Backward masking

What we talk about when we talk about old-school.

Now that your average Spin/Details reader has soaked up the benefits of dressing, talking, dancing, and stockpiling vinyl like an old-school b-boy, the question that begs to be asked is: What exactly do we mean by “old school”?

Smokin Grooves Tour: Public Enemy, Cypress Hill, Wyclef Jean, Busta Rhymes, Gang Starr, Black Eyed Peas

KeyArena, Tuesday, August 18

Most Mase fans were barely even teething in the late ’70s and ’80s, when hip-hop was also in its infancy. Listen to the big hits by early rappers like MC Shan and U.T.F.O., and the sound is quaint by today’s standards. Anyone with the romantic view that the early days were free of mercenary concerns hasn’t heard the story behind Sugar Hill Gang’s “Rapper’s Delight”—a music exec’s attempt to exploit what he thought was a passing fad. With the limits of early-’80s technology, the real value of rap music from those years lies in the excitement to be found in any art form under construction—if you lived through it, those songs will never sound that good again.

Suburban b-boys may think they’re lionizing the old school when they don their Adidas shell-toes, but what they’re really nostalgic for is what local rapper Samson S. jokingly dubs “middle school”: the late-’80s and early-’90s heyday of De La Soul, Tribe Called Quest, Run DMC, Public Enemy, and Gang Starr.

Could it be possible that since the deaths of Tupac Shakur and the Notorious B.I.G., rap fans are sick of the ultraviolent gangsta hegemony? It happens all the time that rock musicians hide backgrounds of education or privilege, and sadly rappers joined in, denying their idealism in order to establish their street cred. The late-’80s role model wasn’t hard gangsta, it was enlightened boho, and acts of the time weren’t afraid to say they had more on their minds than where their next million dollars/bottle of Cristalle were coming from. Showing his idealistic middle-school roots on Gang Starr’s new record, Moment of Truth, Guru says of his music, “There’s always a message involved.”

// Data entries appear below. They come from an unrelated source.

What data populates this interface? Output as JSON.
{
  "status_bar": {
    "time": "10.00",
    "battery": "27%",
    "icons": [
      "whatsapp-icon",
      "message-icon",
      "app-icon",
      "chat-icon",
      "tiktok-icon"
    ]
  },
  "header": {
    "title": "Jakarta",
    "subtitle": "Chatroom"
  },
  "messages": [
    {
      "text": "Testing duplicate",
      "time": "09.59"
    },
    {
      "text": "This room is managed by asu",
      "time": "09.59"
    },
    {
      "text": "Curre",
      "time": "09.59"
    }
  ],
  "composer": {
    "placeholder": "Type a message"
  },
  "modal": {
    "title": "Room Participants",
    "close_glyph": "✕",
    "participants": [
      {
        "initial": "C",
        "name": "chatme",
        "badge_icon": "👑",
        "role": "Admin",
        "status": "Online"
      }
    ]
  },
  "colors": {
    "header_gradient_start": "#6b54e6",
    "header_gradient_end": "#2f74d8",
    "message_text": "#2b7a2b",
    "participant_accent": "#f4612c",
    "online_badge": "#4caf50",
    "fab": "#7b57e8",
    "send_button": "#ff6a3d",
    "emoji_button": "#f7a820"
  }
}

Then again, the nostalgia could stem from the reign of simplistic acts like Master P and Puff Daddy. Maybe folks are missing the middle-schoolers’ sheer musical variety. A group like De La Soul made no bones about its pop, rock, and jazz influences—not just Top 40, but Lou Reed, obscure synth-pop, even Schoolhouse Rock. Fugees rapper Wyclef Jean, who usually busts out a guitar at least once in his live sets, recently announced that he’d produce a new Earth, Wind & Fire record.

Jean is just one of the artists on the nostalgia-stoking lineup for this year’s Smokin’ Grooves Tour, which stops in Seattle this week. Public Enemy and Gang Starr are also on the bill; both groups recently released their first new records in four years. Another hip-hop group from the early ’90s that seemed in danger of breaking up, Cypress Hill, returns for its third year on the tour—its first with Sen-Dog returning to the fold after a two-year absence.

But maybe the harbinger of hip-hop’s next wave is openers Black Eyed Peas, who sample the same sources as their predecessors on their Interscope debut, Behind the Front. A sign of the times is their use of the familiar synth riff from 1984’s “White Horse”—a song that’s made it onto such varied genre compilations as ’80s Hot Dance Trax, Best of Old School, and Best of ’80s Rock.

At least one person who was there back in the day, approves of the nostalgia: “The ’80s was classic hip-hop, and classic styles are timeless,” Guru noted recently. “Just like how the ’70s were revisited last year in music and fashion, people now are revisiting the ’80s’ hip-hop style.”